Before The Walkmen announced an “extreme hiatus” late in 2013, frontman Hamilton Leithauser had begun work on a solo album featuring members of revered indie-rock groups like Vampire Weekend, The Shins, and Fleet Foxes. As the release of his solo debut, Black Hours, approaches in May, Leithauser’s first single is “Alexandra,” one of two songs co-written and produced by Vampire Weekend’s Rostam Batmanglij. “Alexandra” is an energetic number in which Leithauser loudly and proudly proclaims his love for the titular subject while seemingly questioning others’ tendencies to move on from relationships so quickly. Though relatively short, clocking in at a mere two minutes and 46 seconds, the song packs in fuzzy production, hand-claps, and drum beats at the beginning. Throughout the later verses, it becomes increasingly more layered with harmonica, guitar, cymbals, and a jolly, fast-paced piano, resulting in a complex sound that makes more sense considering The Walkmen and Vampire Weekend have shared the stage with the experimentative Dirty Projectors in the past. Despite the loud, lo-fi wall of sound that accompanies its melody, “Alexandra” manages to be upbeat and catchy from the first listen, with the instrumentation adding unique appeal and charm.

With origins in Los Angeles and Stockholm and a sound that infuses European electro-pop and rock with western country and folk influences, Grizfolk’s debut EP From The Spark has a heavy focus, both sonically and lyrically, on nomadism and soul-searching. Each of the four tracks included in the set deals with issues of uncertainty and adversity, particularly regarding personal identity (“The Struggle”) and lifestyle (“Vagabonds,” “Waiting For You”). In many of these cases, the subject feels lost yet soldiers on toward a new chapter of life — “The Struggle” notes how personal struggles from dramatic change shape them, while “Vagabonds” tells of the uneasiness that comes with such change and “not knowing where we’re going.” Lyrics about searching for someone and finding love could even be interpreted religiously, a connotation made more apparent in “Hymnals,” the EP’s opening track.

Musically, Grizfolk presents a diverse array of instruments and influences.
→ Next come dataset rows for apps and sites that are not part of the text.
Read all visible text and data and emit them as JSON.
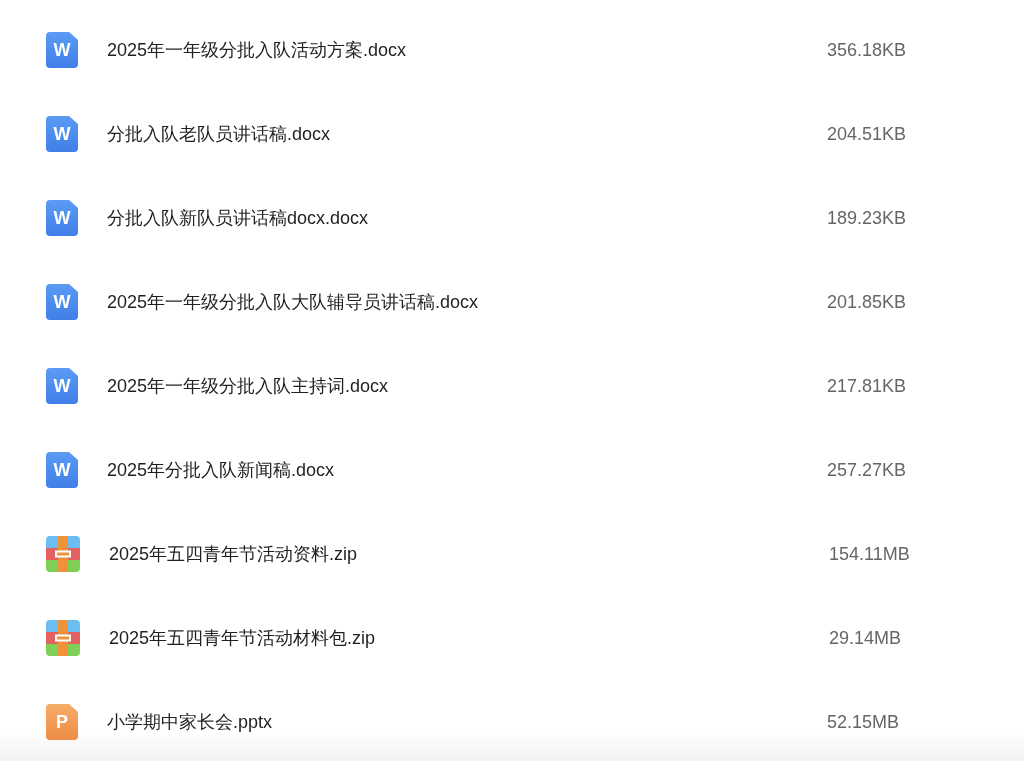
{
  "files": [
    {
      "kind": "doc",
      "icon_letter": "W",
      "name": "2025年一年级分批入队活动方案.docx",
      "size": "356.18KB"
    },
    {
      "kind": "doc",
      "icon_letter": "W",
      "name": "分批入队老队员讲话稿.docx",
      "size": "204.51KB"
    },
    {
      "kind": "doc",
      "icon_letter": "W",
      "name": "分批入队新队员讲话稿docx.docx",
      "size": "189.23KB"
    },
    {
      "kind": "doc",
      "icon_letter": "W",
      "name": "2025年一年级分批入队大队辅导员讲话稿.docx",
      "size": "201.85KB"
    },
    {
      "kind": "doc",
      "icon_letter": "W",
      "name": "2025年一年级分批入队主持词.docx",
      "size": "217.81KB"
    },
    {
      "kind": "doc",
      "icon_letter": "W",
      "name": "2025年分批入队新闻稿.docx",
      "size": "257.27KB"
    },
    {
      "kind": "zip",
      "name": "2025年五四青年节活动资料.zip",
      "size": "154.11MB"
    },
    {
      "kind": "zip",
      "name": "2025年五四青年节活动材料包.zip",
      "size": "29.14MB"
    },
    {
      "kind": "ppt",
      "icon_letter": "P",
      "name": "小学期中家长会.pptx",
      "size": "52.15MB"
    }
  ]
}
As “Hymnals” opens, the buzzing production atop a light layer of vocalized harmonies and guitar recalls British mainstream rock acts like Coldplay and Morning Parade, while lead radio single “The Struggle” combines acoustic verses with electronically-fueled choruses more akin to recent tourmates Bastille. At times, lead singer Adam Roth’s vocals are reminiscent of poppier acts like Switchfoot and The Fray as well. In addition, country/western elements pervade the EP’s four tracks, adding bluesy guitar riffs into the mix. With cymbal hits, synthesizer hums, and echoing keyboard lines and vocal harmonies, the band presents a fresh, modern fusion of elements from multiple musical genres. As a result, From The Spark should be a successful introduction to Grizfolk for fans of a wide swath of musical styles.

Leading Coldplay’s upcoming sixth studio album, Ghost Stories, “Magic” eschews the group’s now-typical pop hooks and soaring melodic lines for a more subdued sound, both vocally and instrumentally. Chris Martin’s voice is relaxed (and potentially less polarizing as a result), resting above a bobbing guitar riff. Meanwhile, the fluorescent, echoing synths that were present throughout much of previous album Mylo Xyloto have been removed, resulting in a more natural, organic sound accompanied only by a few swirling synths that enter as the song progresses.

While the lack of loud and catchy hooks makes “Magic” a bit less instant, the single appeals more gradually with its subtlety and emotive qualities. Martin’s soft vocal delivery grows from the refrain of “no, I don’t want anybody else but you” into the middle eight, at which point he slides into a vulnerable falsetto, singing “I wanna fall so hard” as guitars rise above the synths. As the song reaches its climax, Martin admits that he still believes in “magic,” referring to the romantic flame that still burns between the subject and his partner even after a long time.